|Institution:||University of Cincinnati|
|Department:||Engineering and Applied Science: Computer Engineering|
|Keywords:||Computer Engineering; High Performance Computing; Cluster; Parallel Discrete Event Simulation; Infiniband; RoCE; Time Warp|
|Full text PDF:||http://rave.ohiolink.edu/etdc/view?acc_num=ucin1406880971|

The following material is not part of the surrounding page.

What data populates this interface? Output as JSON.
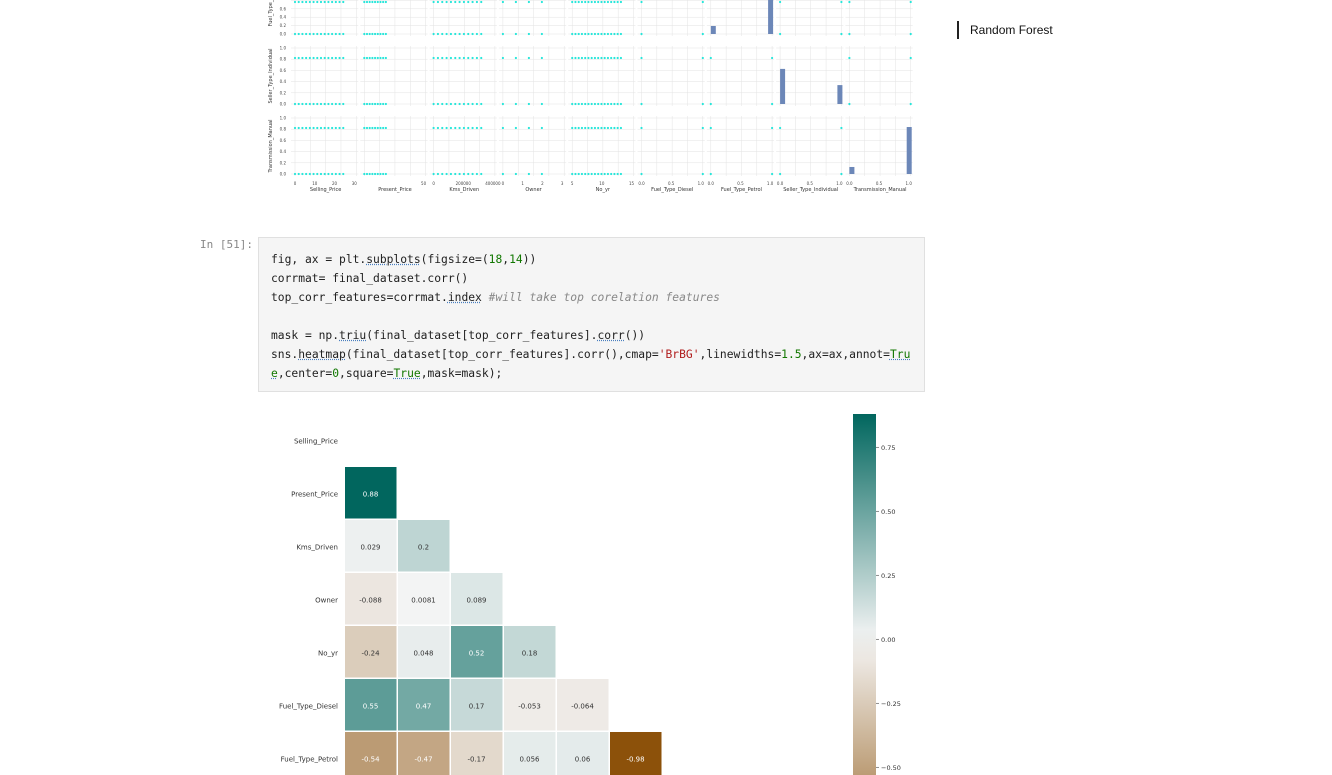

Parallel Discrete Event Simulation (PDES) is a fine-grained parallel application that canbe difficult to optimize on distributed Beowulf clusters. A significant challenge onthese compute platforms is the relatively high network latency compared to the high CPUperformance on each node. The frequent communications and high network latency means thatevent information communicated between nodes can arrive after a significant delay wherethe processing node is either waiting for the event to arrive (conservatively synchronizedsolutions) or prematurely processing events while the transmitted event is in transit(optimistically synchronized solutions). Thus, solutions to reduce network latency arecrucial to the deployment of PDES.Conventional attacks on network latency in cluster environments are to use high pricedhardware such as Infiniband and/or lightweight messaging layers other than TCP/IP.However, clusters are generally high cost systems (tens to hundreds of thousands of dollars)that, by necessity, must be shared. The use of lower latency hardware such as Infinibandcan nearly double the hardware cost and the replacement of the TCP/IP network stack on ashared platform is generally infeasible as other users of the shared platform (withcoarse-grained parallel computations) are well served by the TCP/IP stack and unwilling torewrite their applications to use the APIs of alternate network stacks. Furthermore,configuring the hardware with multiple messaging transport layers is also quite difficultto setup and not generally supported.Low cost, small-form factor compute nodes with multi-core processing chips are becomingwidely available. These solutions have lower performing compute nodes and yet often stillsupport 100Mb/1Gb Ethernet hardware (reducing the network latency/processor performancedisparity). The much lower per node costs (on the order of $200 per node) can enable thedeployment of non-shared, dedicated clusters and thus, may be an attractive alternativefor network customization and use to support PDES applications. This thesis explores thisoption of using an ODROID compute node for the cluster. The conventional TCP/IPnetworking stack is replaced with the (publicly available) RDMA over Converged Ethernet(RoCE) networking layer which has significantly lower latency costs. We find that RoCEsolution is capable of reducing end-to-end small message latency by more than 30%. Thistranslates to a performance improvement of greater than 10% (compared to the TCP/IPsolution) for PDES applications using Rensselaer's Optimistic Simulation System (ROSS).However, when comparing the ODROID-based cluster performance for cost, both in terms ofoperations per second and Parallel Discrete Event Simulation performance, we find that itsperformance does not justify its price for either application.